The Perfect Portfolio: Applying to Art School

At the recent WACAC (Western Association of College and Admissions Counselors) Spring Conference, Kavin Buck and Laura Young, the director, and assistant director of UCLA’s School of Arts and Architecture, along with Ed Schoenberg, VP of enrollment at Otis College of Art and Design, shared their extensive experiences and insights on how best to pull together a portfolio of artwork for review by leading art schools.

All cautioned that the requirements for admission of visual arts majors will vary by major and institution. If you review the National Portfolio Day’s website for the coming school year at , you’ll note that the participating schools offer just fewer than forty different visual art majors. The NACAC also has its national portfolio program,, featuring everything from wood and web design to interior and industrial design.  Consequently, knowing the requirements of whichever school and major you elect could avoid a lot of confusion.
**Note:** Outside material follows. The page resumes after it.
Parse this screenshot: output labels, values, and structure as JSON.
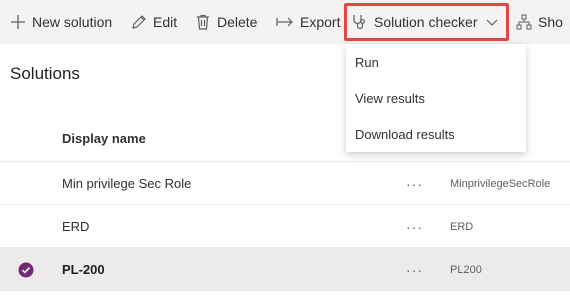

Schools look for potential in an applicant’s portfolio. Sure test scores and strong transcripts help, but talent trumps scores and grades. Furthermore, each school examines artwork from its own perspective, so having an extensive portfolio gives a student a better chance of finding appropriate artwork for each school. Creating such a portfolio, however, means you should start preparation for art school by the end of sophomore, or, at the latest, early junior year. This will allow you to become acquainted with the admissions process of the leading art schools, while building an effective portfolio.

Kavin Buck of the UCLA School of Arts suggests students submitting portfolios to a lot of schools on portfolio day should purchase colored stickers, assign each school a color, and attach its sticker to the back of each piece reviewed by the school.  If the feedback on a particular work is favorable, from a school’s reviewer, you’ll know into which school’s portfolio a piece of art should be incorporated.  Obviously, the more schools you apply to, the better organized you need to be.

Schools normally request that submitted portfolios include observational art, personal art, and, sometimes, a home exam.

Observational art is drawing something the way you see it. For example Rhode Island School of Design (RISD) requires applicants draw a bicycle on 16 “x 20” paper using a graphite pencil. Most of these pieces are often used to assess an applicant’s skill level. Art school candidates should produce an observational art piece at least once a week to optimize their portfolio.

Personal art reflects your passions. Schools look for an eclectic mix of materials (such as textured paper, cloth, acrylics…) in personal art; almost any medium can be used. Again, personal art more reflects passion and creativity than skill. Students should produce a piece of personal art monthly; personal artwork tends to take longer to produce than observational art.

Home exams include specific pieces requested by a school or department. Cooper Union describes its exam as a “number of visual projects to be completed in approximately 3-4 weeks and returned to The Cooper Union for review.” When producing a ‘home exam,’ remember the school’s approach to art. Also, research the faculty at the target school and get a sense of their works, styles, and philosophies. The key to the exercise is to assure the school and you share a similar sense of art. This might be difficult if you’re an original.

Successfully gaining a slot in a selective art school is a lot of work. Once in, be prepared for a dose of reality. As Ed Schoenberg mentioned, “Art school is not art therapy.” Your work is critiqued and sensitive and fragile students will have to absorb some punishment. Most schools are in search of talent, passion, and potential, not polish. If you’re able to contend with the criticism, and keep developing your vision, you probably have the right stuff for the demands of art school. It’s time to get your portfolio in order.